|Photo Credit:Mike Cogh: Creative Commons|
Some people restore old cars.
Others restore furniture.
I sense a calling to restore something far more valuable.
If you are reading this today, and you wonder why in the world adoptee and restoration are in the same sentence, I'm so glad you've landed here. I know many of my adoptee friends will read this and never need an explanation. I'm glad all of you are here, but I'm especially glad that people who have yet to understand may read this and have pause for thought.
The prolific adoptee writer B.J. Lifton once said, "No one has yet put into words the complexity of being adopted."
That hasn't stopped some people from trying.
To be honest, I've only been "trying" publicly since July of 2012. I wasn't brave enough to write about this just a scant six months ago.
|Photo Credit: Food Jungle, Creative Commons|
I come to this blog, to this post, and to this day, humbly. Blogging about adoption is not something I would have initially chosen for myself. The backlash directed at adult adoptees who openly share their truth is enormous. Just go to an adoption forum and read a few posts sometime and you will see what I mean. What adoptee would wish this upon themselves? Why would they put their thoughts out there for public consumption, risking the vitriol, unless they truly believed it was necessary?

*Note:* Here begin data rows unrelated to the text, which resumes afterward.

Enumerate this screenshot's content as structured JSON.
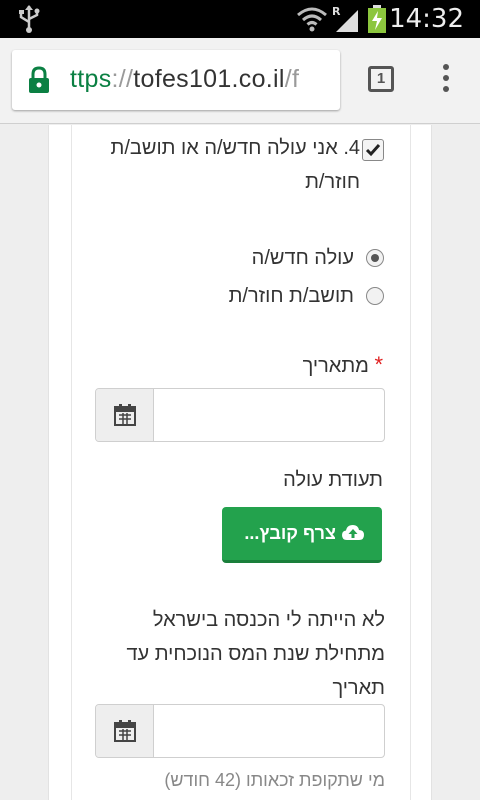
{
  "status_bar": {
    "time": "14:32",
    "network_label": "R",
    "icons": [
      "usb-icon",
      "wifi-icon",
      "signal-icon",
      "battery-charging-icon"
    ]
  },
  "browser": {
    "url_scheme": "ttps",
    "url_sep": "://",
    "url_host": "tofes101.co.il",
    "url_path": "/f",
    "tab_count": "1",
    "icons": [
      "lock-icon",
      "menu-icon"
    ]
  },
  "form": {
    "checkbox_label": "4. אני עולה חדש/ה או תושב/ת חוזר/ת",
    "checkbox_checked": true,
    "radio_options": [
      "עולה חדש/ה",
      "תושב/ת חוזר/ת"
    ],
    "radio_selected": 0,
    "from_date_label": "מתאריך",
    "required_mark": "*",
    "from_date_value": "",
    "certificate_label": "תעודת עולה",
    "upload_button_label": "צרף קובץ...",
    "no_income_text": "לא הייתה לי הכנסה בישראל מתחילת שנת המס הנוכחית עד תאריך",
    "no_income_date_value": "",
    "hint_text": "מי שתקופת זכאותו (42 חודש)"
  },
  "colors": {
    "accent_green": "#23a24d",
    "required_red": "#e02020",
    "secure_green": "#0b8043"
  }
}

Some brave souls have done it for a long time. I stand in awe of their courage.
I've blogged for seven years about things I'm very comfortable with, for the most part. I've unintentionally made a few people really angry at times by writing transparently, but always about things I felt confident to write about. I've blogged prolifically about faith and ministry, leadership and relationships, marriage and parenting. I've written a few books, and articles galore, and even serve as the advice columnist for two Tampa papers. But in the journey of writing about all of this, something huge was missing. Intentionally.
|Photo Credit: Gabriella Camerotti, Creative Commons|
For 46 years adoption has made my knees knock and my palms sweat. I rarely spoke of it unless I was in a safe place. Sharing at times during rare moments of vulnerability taught me just how painful it could be. Back in my shell I would go, retreating to the comfortable place inside my head where I could think what I think about adoption and feel what I feel, and it was okay.
In my quest for understanding and connection with other adoptees concerning post-adoption issues, I landed in an amazing community of women, at the Lost Daughters. As the months went on, I began opening up publicly about adoption when I was accepted there not only as an adoptee and a friend, but as one of their bloggers. I am now privileged to serve as the spiritual columnist there.
Through restoration in my own life, I realized a new path was opening for me -- that of helping to restore other adoptees as well as bringing understanding to Christians about a side of adoption most are unaware of.
|Photo Credit: Bish, Creative Commons|
I hope you'll join me here on a regular basis as we unpack adoption issues, restore adoptees, and expand the understanding of Christians.
I know there are great writers who are already writing about adoption. Several of them have changed my life, forever. I'll be introducing them to you here on the blog in days to come if you don't already know them. I've listed some of them on the resource page. Why add my voice? Because six to seven million people are counting on us. That's how many adult adoptees there are in America, alone. Millions are hurting and laws haven't changed fast enough. People have family members (that's right, they are family) who are dying before they have the information they need to make a connection. Time simply runs out. Others struggle with serious (and sometimes life-threatening) unsolved medical issues that could be better addressed by knowing their history. So many battle all of their lives with their identity and the loss of their heritage. Some never rebound, despite what the adoption industry (yes it is an industry) want you to believe.
They are heroes.
Today's and tomorrow's B.J. Liftons.
|Photo Credit: GlobeTrottingMatt, Creative Commons|
Cars and furniture are great but nothing compares to restoring broken lives.
"But, wait a minute..." you say. "I don't understand. Didn't the adoption restore their lives?"
Like I said my friend, I'm glad you're here. Read and learn.